  3. Mother Doesn'T Want A Dog

    Mother doesn't want a dog. Mother says they smell, And never sit when you say sit, Or even when you yell. And when you come home late at night And there is ice and snow, You have to go back out because The dumb dog has to go. Mother doesn't want a dog. Mother says they shed, And always let the strangers in And bark at friends instead, And do disgraceful things on rugs, And track mud on the floor, And flop upon your bed at night And snore their doggy snore. Mother doesn't want a dog. She's making a mistake. Because, more than a dog, I think She will not want this snake.

  4. The Mother
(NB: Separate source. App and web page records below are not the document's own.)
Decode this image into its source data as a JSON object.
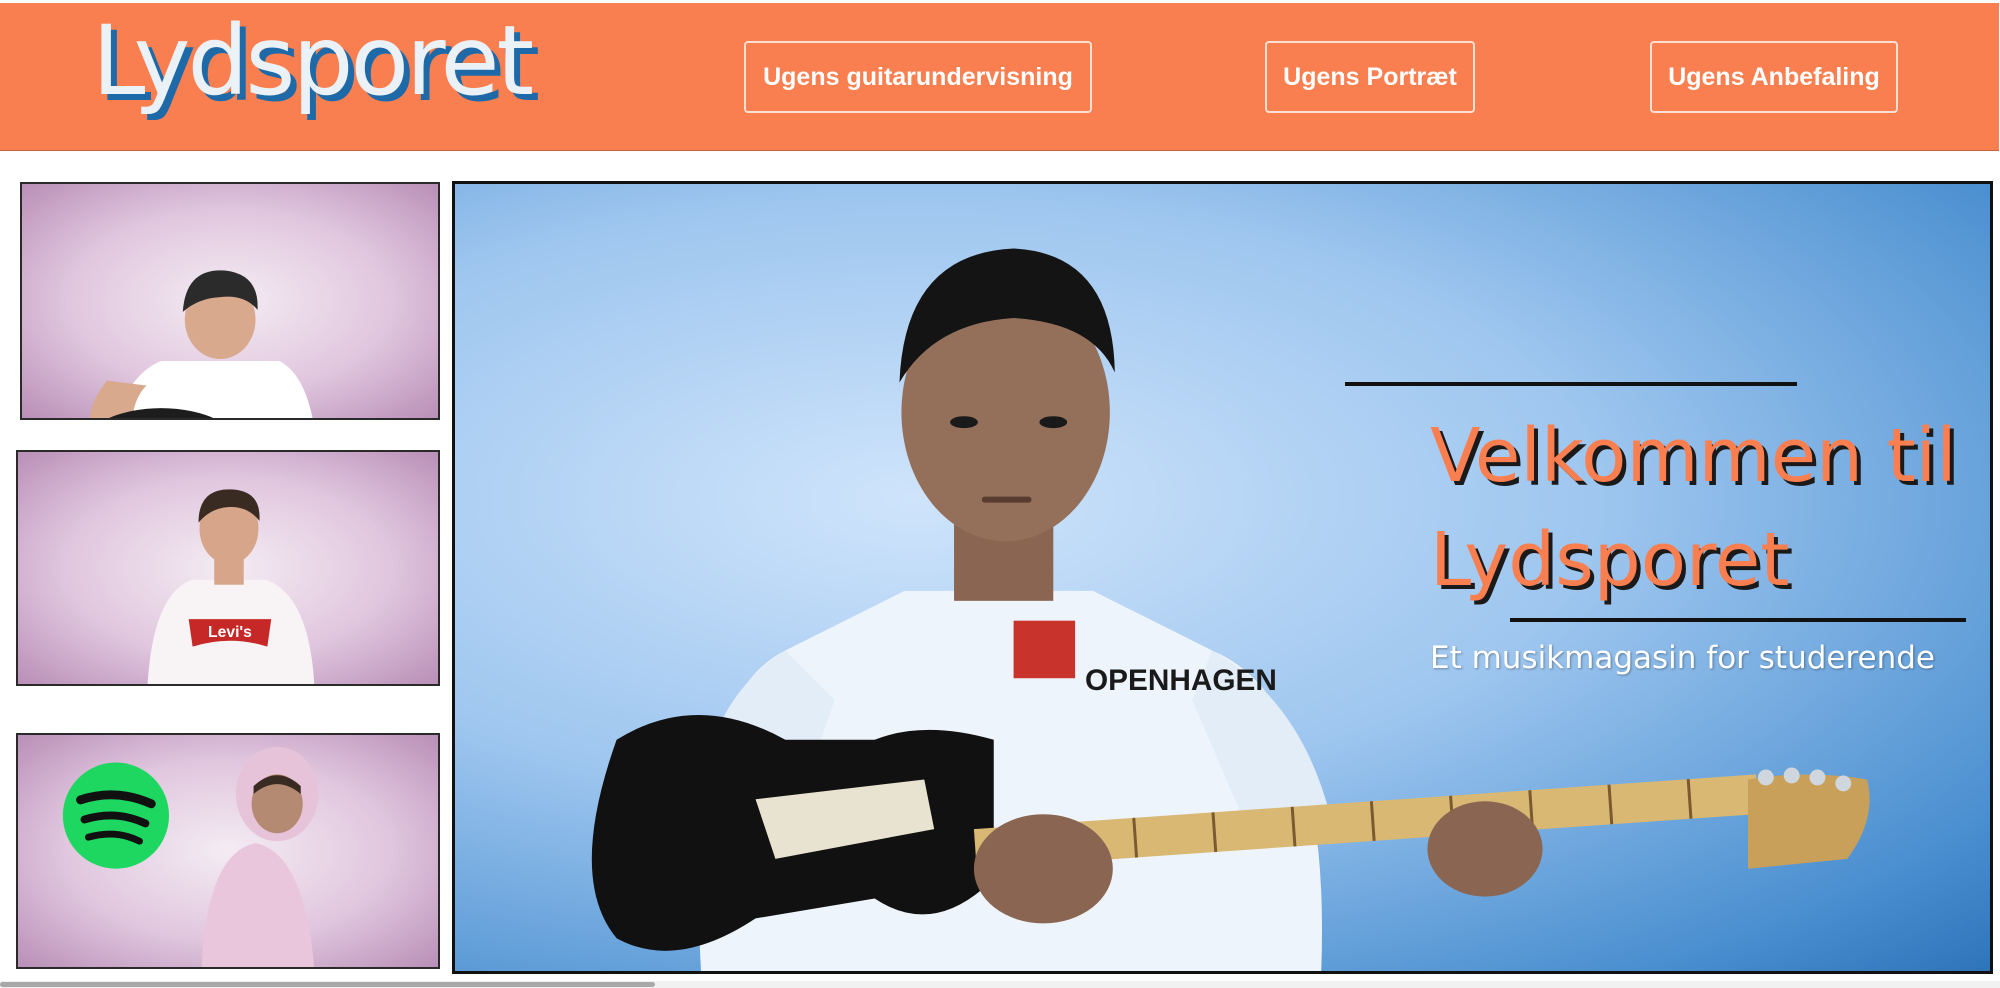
{
  "header": {
    "logo_text": "Lydsporet",
    "nav": [
      {
        "label": "Ugens guitarundervisning"
      },
      {
        "label": "Ugens Portræt"
      },
      {
        "label": "Ugens Anbefaling"
      }
    ]
  },
  "thumbnails": [
    {
      "description_icon": "guitar-player-photo"
    },
    {
      "description_icon": "portrait-photo",
      "shirt_text": "Levi's"
    },
    {
      "description_icon": "spotify-recommendation-photo"
    }
  ],
  "hero": {
    "title": "Velkommen til Lydsporet",
    "subtitle": "Et musikmagasin for studerende",
    "shirt_text": "OPENHAGEN"
  },
  "colors": {
    "brand_orange": "#fa7f50",
    "logo_blue": "#1e6aa8",
    "spotify_green": "#1ed760"
  }
}
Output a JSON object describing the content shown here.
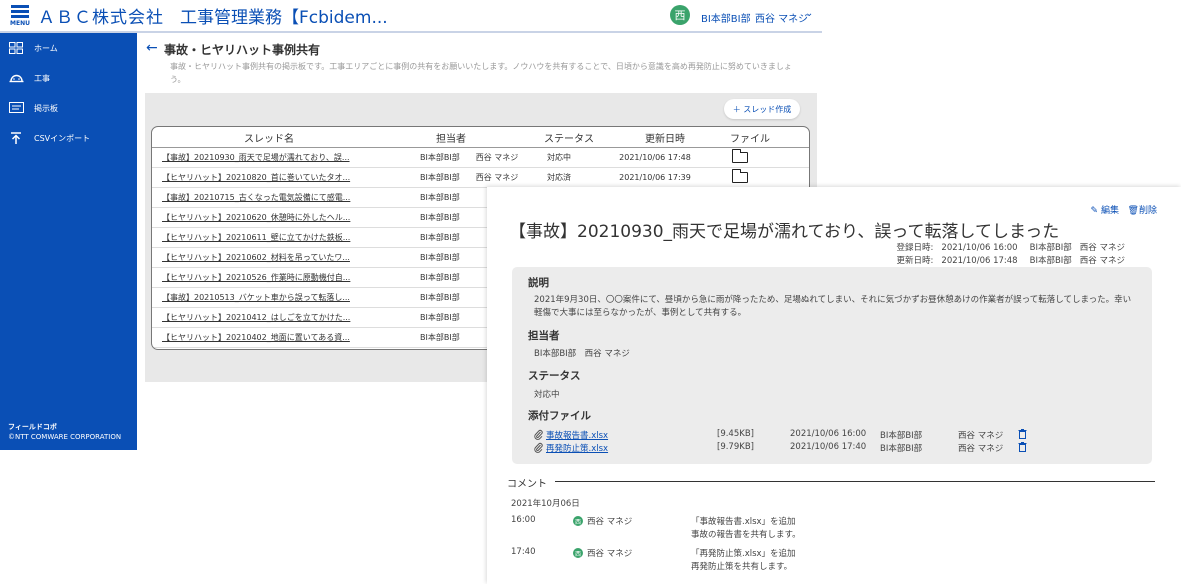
{
  "header": {
    "menu_label": "MENU",
    "company": "ＡＢＣ株式会社",
    "app_name": "工事管理業務【Fcbidem...",
    "user_avatar": "西",
    "user_dept": "BI本部BI部",
    "user_name": "西谷 マネジ",
    "chevron": "⌄"
  },
  "sidebar": {
    "items": [
      {
        "label": "ホーム",
        "icon": "grid-icon"
      },
      {
        "label": "工事",
        "icon": "helmet-icon"
      },
      {
        "label": "掲示板",
        "icon": "board-icon"
      },
      {
        "label": "CSVインポート",
        "icon": "upload-icon"
      }
    ],
    "footer_brand": "フィールドコボ",
    "footer_copy": "©NTT COMWARE CORPORATION"
  },
  "page": {
    "back": "←",
    "title": "事故・ヒヤリハット事例共有",
    "description": "事故・ヒヤリハット事例共有の掲示板です。工事エリアごとに事例の共有をお願いいたします。ノウハウを共有することで、日頃から意識を高め再発防止に努めていきましょう。",
    "create_button": "＋ スレッド作成"
  },
  "table": {
    "headers": [
      "スレッド名",
      "担当者",
      "ステータス",
      "更新日時",
      "ファイル"
    ],
    "rows": [
      {
        "title": "【事故】20210930_雨天で足場が濡れており、誤...",
        "dept": "BI本部BI部",
        "name": "西谷 マネジ",
        "status": "対応中",
        "updated": "2021/10/06 17:48",
        "file": true
      },
      {
        "title": "【ヒヤリハット】20210820_首に巻いていたタオ...",
        "dept": "BI本部BI部",
        "name": "西谷 マネジ",
        "status": "対応済",
        "updated": "2021/10/06 17:39",
        "file": true
      },
      {
        "title": "【事故】20210715_古くなった電気設備にて感電...",
        "dept": "BI本部BI部",
        "name": "",
        "status": "",
        "updated": "",
        "file": false
      },
      {
        "title": "【ヒヤリハット】20210620_休憩時に外したヘル...",
        "dept": "BI本部BI部",
        "name": "",
        "status": "",
        "updated": "",
        "file": false
      },
      {
        "title": "【ヒヤリハット】20210611_壁に立てかけた鉄板...",
        "dept": "BI本部BI部",
        "name": "",
        "status": "",
        "updated": "",
        "file": false
      },
      {
        "title": "【ヒヤリハット】20210602_材料を吊っていたワ...",
        "dept": "BI本部BI部",
        "name": "",
        "status": "",
        "updated": "",
        "file": false
      },
      {
        "title": "【ヒヤリハット】20210526_作業時に原動機付自...",
        "dept": "BI本部BI部",
        "name": "",
        "status": "",
        "updated": "",
        "file": false
      },
      {
        "title": "【事故】20210513_バケット車から誤って転落し...",
        "dept": "BI本部BI部",
        "name": "",
        "status": "",
        "updated": "",
        "file": false
      },
      {
        "title": "【ヒヤリハット】20210412_はしごを立てかけた...",
        "dept": "BI本部BI部",
        "name": "",
        "status": "",
        "updated": "",
        "file": false
      },
      {
        "title": "【ヒヤリハット】20210402_地面に置いてある資...",
        "dept": "BI本部BI部",
        "name": "",
        "status": "",
        "updated": "",
        "file": false
      }
    ]
  },
  "detail": {
    "edit": "編集",
    "delete": "削除",
    "title": "【事故】20210930_雨天で足場が濡れており、誤って転落してしまった",
    "registered_label": "登録日時:",
    "registered_at": "2021/10/06 16:00",
    "updated_label": "更新日時:",
    "updated_at": "2021/10/06 17:48",
    "author_dept": "BI本部BI部",
    "author_name": "西谷 マネジ",
    "desc_heading": "説明",
    "desc_text": "2021年9月30日、〇〇案件にて、昼頃から急に雨が降ったため、足場ぬれてしまい、それに気づかずお昼休憩あけの作業者が誤って転落してしまった。幸い軽傷で大事には至らなかったが、事例として共有する。",
    "assignee_heading": "担当者",
    "assignee": "BI本部BI部　西谷 マネジ",
    "status_heading": "ステータス",
    "status": "対応中",
    "attach_heading": "添付ファイル",
    "attachments": [
      {
        "name": "事故報告書.xlsx",
        "size": "[9.45KB]",
        "date": "2021/10/06 16:00",
        "dept": "BI本部BI部",
        "user": "西谷 マネジ"
      },
      {
        "name": "再発防止策.xlsx",
        "size": "[9.79KB]",
        "date": "2021/10/06 17:40",
        "dept": "BI本部BI部",
        "user": "西谷 マネジ"
      }
    ],
    "comments_heading": "コメント",
    "comments_date": "2021年10月06日",
    "comments": [
      {
        "time": "16:00",
        "avatar": "西",
        "user": "西谷 マネジ",
        "line1": "「事故報告書.xlsx」を追加",
        "line2": "事故の報告書を共有します。"
      },
      {
        "time": "17:40",
        "avatar": "西",
        "user": "西谷 マネジ",
        "line1": "「再発防止策.xlsx」を追加",
        "line2": "再発防止策を共有します。"
      }
    ]
  }
}
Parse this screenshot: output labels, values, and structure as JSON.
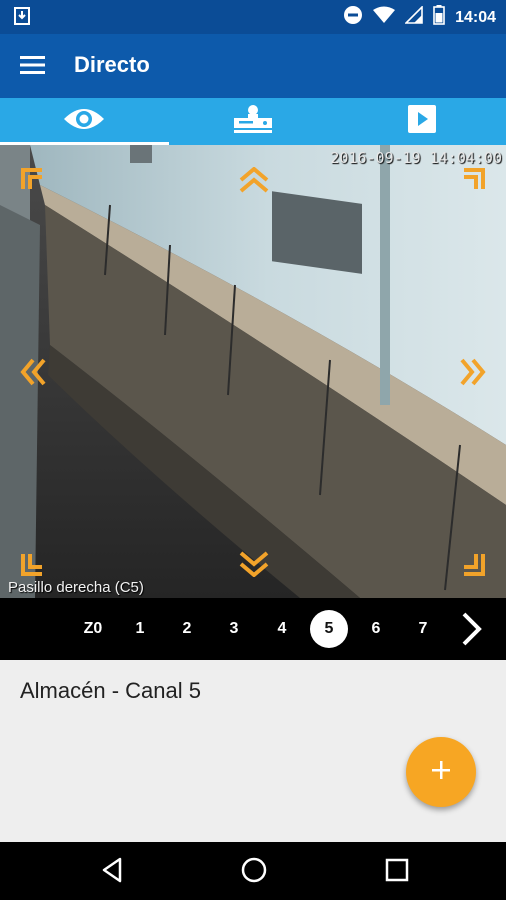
{
  "status_bar": {
    "time": "14:04",
    "icons": [
      "download-notification-icon",
      "do-not-disturb-icon",
      "wifi-icon",
      "signal-icon",
      "battery-icon"
    ]
  },
  "app_bar": {
    "menu_icon": "hamburger-menu-icon",
    "title": "Directo"
  },
  "tabs": [
    {
      "icon": "eye-icon",
      "active": true
    },
    {
      "icon": "recorder-device-icon",
      "active": false
    },
    {
      "icon": "play-icon",
      "active": false
    }
  ],
  "video": {
    "timestamp": "2016-09-19 14:04:00",
    "camera_name": "Pasillo derecha (C5)",
    "ptz_color": "#f2a32a"
  },
  "channels": {
    "items": [
      "Z0",
      "1",
      "2",
      "3",
      "4",
      "5",
      "6",
      "7"
    ],
    "active": "5",
    "next_icon": "chevron-right-icon"
  },
  "info": {
    "title": "Almacén - Canal 5",
    "fab_icon": "plus-icon",
    "fab_color": "#f7a623"
  },
  "nav": {
    "icons": [
      "back-icon",
      "home-icon",
      "recents-icon"
    ]
  }
}
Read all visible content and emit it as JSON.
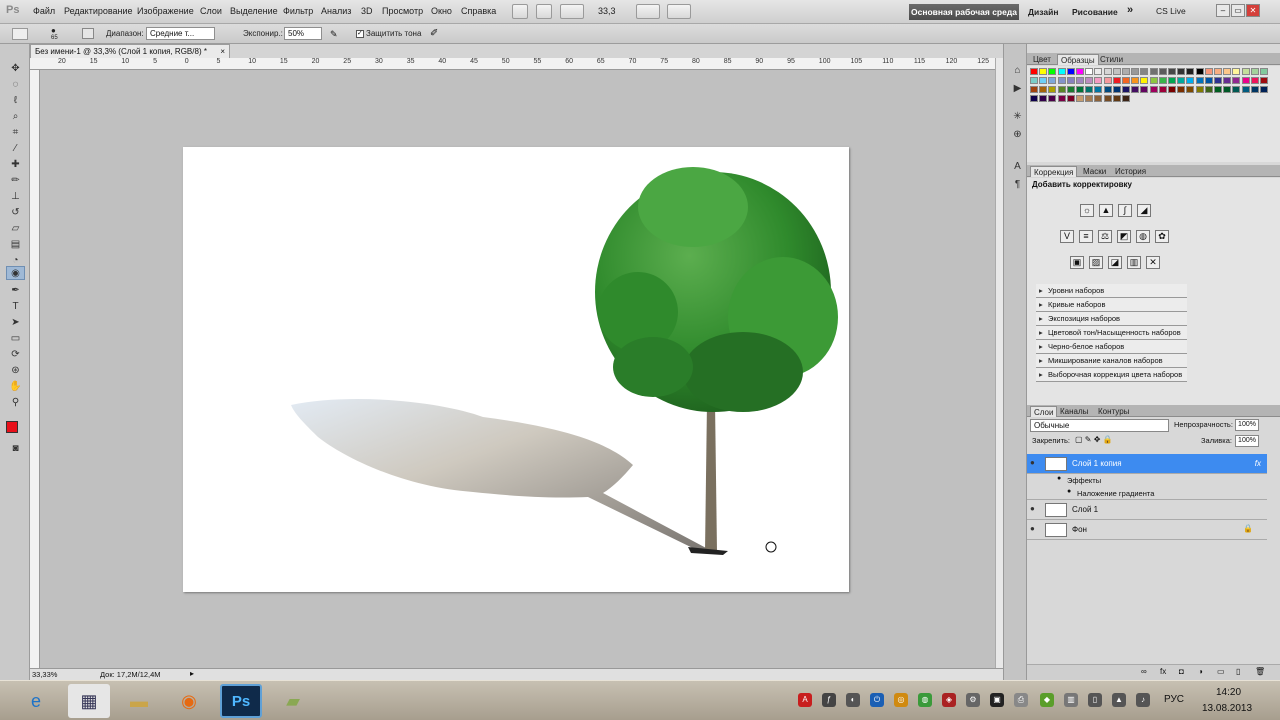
{
  "app": {
    "logo": "Ps",
    "menu": [
      "Файл",
      "Редактирование",
      "Изображение",
      "Слои",
      "Выделение",
      "Фильтр",
      "Анализ",
      "3D",
      "Просмотр",
      "Окно",
      "Справка"
    ],
    "zoom_field": "33,3",
    "workspaces": {
      "active": "Основная рабочая среда",
      "design": "Дизайн",
      "drawing": "Рисование",
      "more": "»"
    },
    "cs_live": "CS Live"
  },
  "options": {
    "brush_size": "65",
    "range_label": "Диапазон:",
    "range_value": "Средние т...",
    "exposure_label": "Экспонир.:",
    "exposure_value": "50%",
    "protect_tones": "Защитить тона"
  },
  "document": {
    "tab_title": "Без имени-1 @ 33,3% (Слой 1 копия, RGB/8) *",
    "ruler_numbers": [
      "20",
      "15",
      "10",
      "5",
      "0",
      "5",
      "10",
      "15",
      "20",
      "25",
      "30",
      "35",
      "40",
      "45",
      "50",
      "55",
      "60",
      "65",
      "70",
      "75",
      "80",
      "85",
      "90",
      "95",
      "100",
      "105",
      "110",
      "115",
      "120",
      "125"
    ],
    "zoom": "33,33%",
    "doc_size": "Док: 17,2M/12,4M"
  },
  "swatches_panel": {
    "tabs": [
      "Цвет",
      "Образцы",
      "Стили"
    ],
    "active_tab": "Образцы"
  },
  "adjust_panel": {
    "tabs": [
      "Коррекция",
      "Маски",
      "История"
    ],
    "active_tab": "Коррекция",
    "title": "Добавить корректировку",
    "presets": [
      "Уровни наборов",
      "Кривые наборов",
      "Экспозиция наборов",
      "Цветовой тон/Насыщенность наборов",
      "Черно-белое наборов",
      "Микширование каналов наборов",
      "Выборочная коррекция цвета наборов"
    ]
  },
  "layers_panel": {
    "tabs": [
      "Слои",
      "Каналы",
      "Контуры"
    ],
    "active_tab": "Слои",
    "blend_mode": "Обычные",
    "opacity_label": "Непрозрачность:",
    "opacity_value": "100%",
    "lock_label": "Закрепить:",
    "fill_label": "Заливка:",
    "fill_value": "100%",
    "layers": [
      {
        "name": "Слой 1 копия",
        "fx": "fx"
      },
      {
        "name": "Эффекты"
      },
      {
        "name": "Наложение градиента"
      },
      {
        "name": "Слой 1"
      },
      {
        "name": "Фон"
      }
    ]
  },
  "taskbar": {
    "language": "РУС",
    "time": "14:20",
    "date": "13.08.2013",
    "ps_label": "Ps"
  },
  "colors": {
    "foreground": "#e8101a",
    "selection": "#3d8bf0",
    "tree_green": "#2f8a2c"
  }
}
    Abortions will not let you forget. You remember the children you got that you did not get, The damp small pulps with a little or with no hair, The singers and workers that never handled the air. You will never neglect or beat Them, or silence or buy with a sweet. You will never wind up the sucking-thumb Or scuttle off ghosts that come. You will never leave them, controlling your luscious sigh, Return for a snack of them, with gobbling mother-eye. I have heard in the voices of the wind the voices of my dim killed children. I have contracted. I have eased My dim dears at the breasts they could never suck. I have said, Sweets, if I sinned, if I seized Your luck And your lives from your unfinished reach, If I stole your births and your names, Your straight baby tears and your games, Your stilted or lovely loves, your tumults, your marriages, aches, and your deaths, If I poisoned the beginnings of your breaths, Believe that even in my deliberateness I was not deliberate. Though why should I whine, Whine that the crime was other than mine?-- Since anyhow you are dead. Or rather, or instead, You were never made. But that too, I am afraid, Is faulty: oh, what shall I say, how is the truth to be said? You were born, you had body, you died. It is just that you never giggled or planned or cried. Believe me, I loved you all. Believe me, I knew you, though faintly, and I loved, I loved you All.